Excerpts from an interface dataset:
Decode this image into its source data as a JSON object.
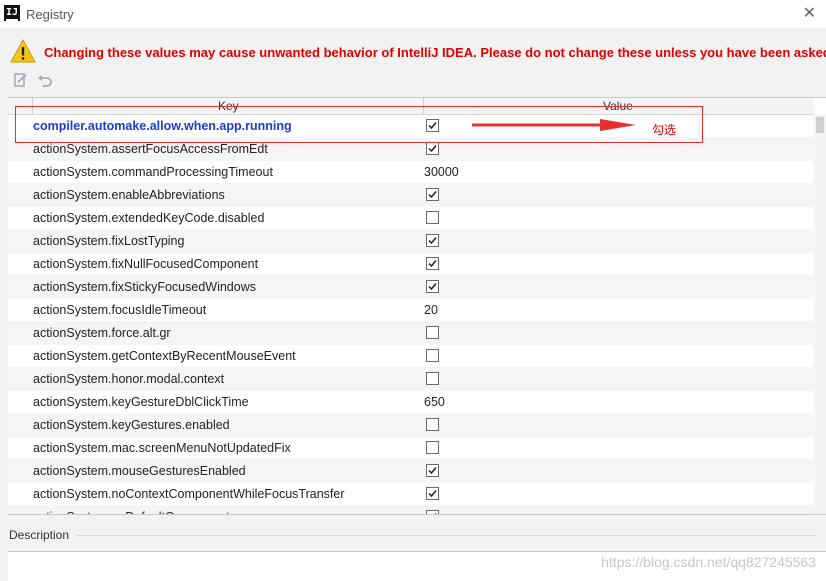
{
  "window": {
    "app_icon_text": "IJ",
    "title": "Registry",
    "close_glyph": "✕"
  },
  "warning": {
    "icon": "warning-triangle-icon",
    "text": "Changing these values may cause unwanted behavior of IntelliJ IDEA. Please do not change these unless you have been asked."
  },
  "toolbar": {
    "edit_icon": "edit-icon",
    "revert_icon": "revert-icon"
  },
  "table": {
    "columns": [
      "Key",
      "Value"
    ],
    "rows": [
      {
        "key": "compiler.automake.allow.when.app.running",
        "type": "bool",
        "value": true,
        "modified": true
      },
      {
        "key": "actionSystem.assertFocusAccessFromEdt",
        "type": "bool",
        "value": true
      },
      {
        "key": "actionSystem.commandProcessingTimeout",
        "type": "text",
        "value": "30000"
      },
      {
        "key": "actionSystem.enableAbbreviations",
        "type": "bool",
        "value": true
      },
      {
        "key": "actionSystem.extendedKeyCode.disabled",
        "type": "bool",
        "value": false
      },
      {
        "key": "actionSystem.fixLostTyping",
        "type": "bool",
        "value": true
      },
      {
        "key": "actionSystem.fixNullFocusedComponent",
        "type": "bool",
        "value": true
      },
      {
        "key": "actionSystem.fixStickyFocusedWindows",
        "type": "bool",
        "value": true
      },
      {
        "key": "actionSystem.focusIdleTimeout",
        "type": "text",
        "value": "20"
      },
      {
        "key": "actionSystem.force.alt.gr",
        "type": "bool",
        "value": false
      },
      {
        "key": "actionSystem.getContextByRecentMouseEvent",
        "type": "bool",
        "value": false
      },
      {
        "key": "actionSystem.honor.modal.context",
        "type": "bool",
        "value": false
      },
      {
        "key": "actionSystem.keyGestureDblClickTime",
        "type": "text",
        "value": "650"
      },
      {
        "key": "actionSystem.keyGestures.enabled",
        "type": "bool",
        "value": false
      },
      {
        "key": "actionSystem.mac.screenMenuNotUpdatedFix",
        "type": "bool",
        "value": false
      },
      {
        "key": "actionSystem.mouseGesturesEnabled",
        "type": "bool",
        "value": true
      },
      {
        "key": "actionSystem.noContextComponentWhileFocusTransfer",
        "type": "bool",
        "value": true
      },
      {
        "key": "actionSystem.noDefaultComponent",
        "type": "bool",
        "value": true
      }
    ]
  },
  "annotation": {
    "label": "勾选",
    "color": "#e00000"
  },
  "description": {
    "label": "Description"
  },
  "watermark": "https://blog.csdn.net/qq827245563"
}
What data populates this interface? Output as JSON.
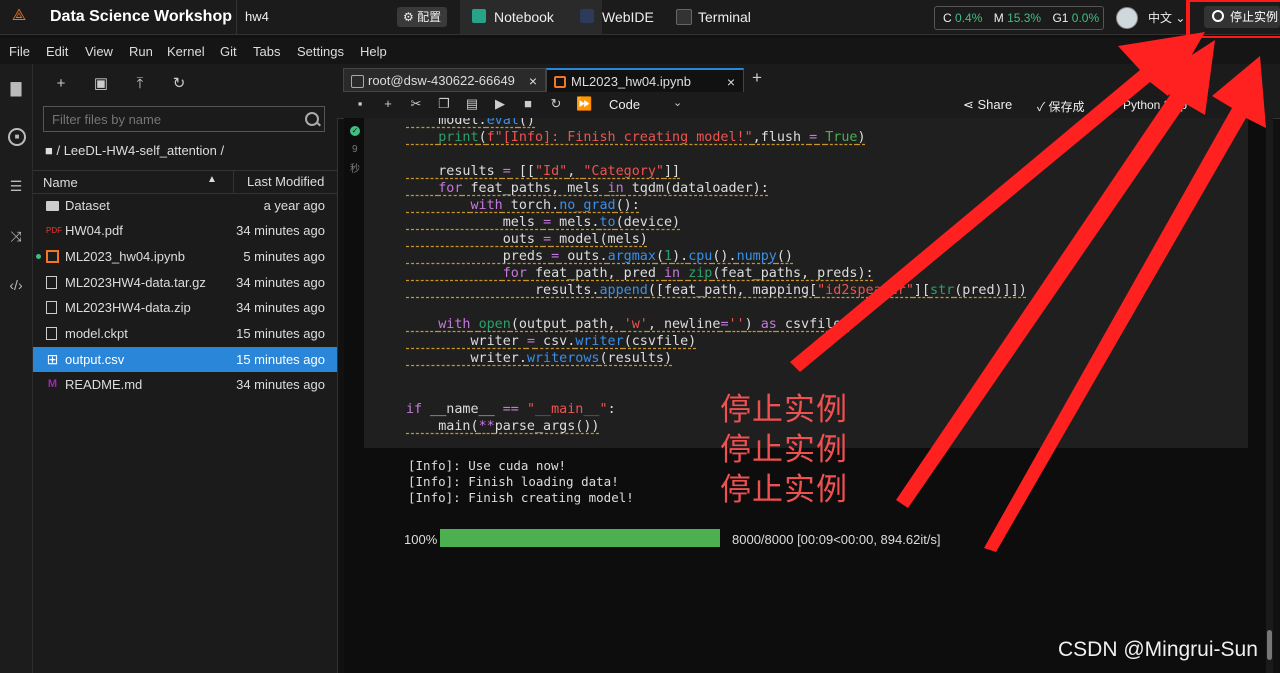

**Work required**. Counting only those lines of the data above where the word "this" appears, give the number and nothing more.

**Expected output**. 2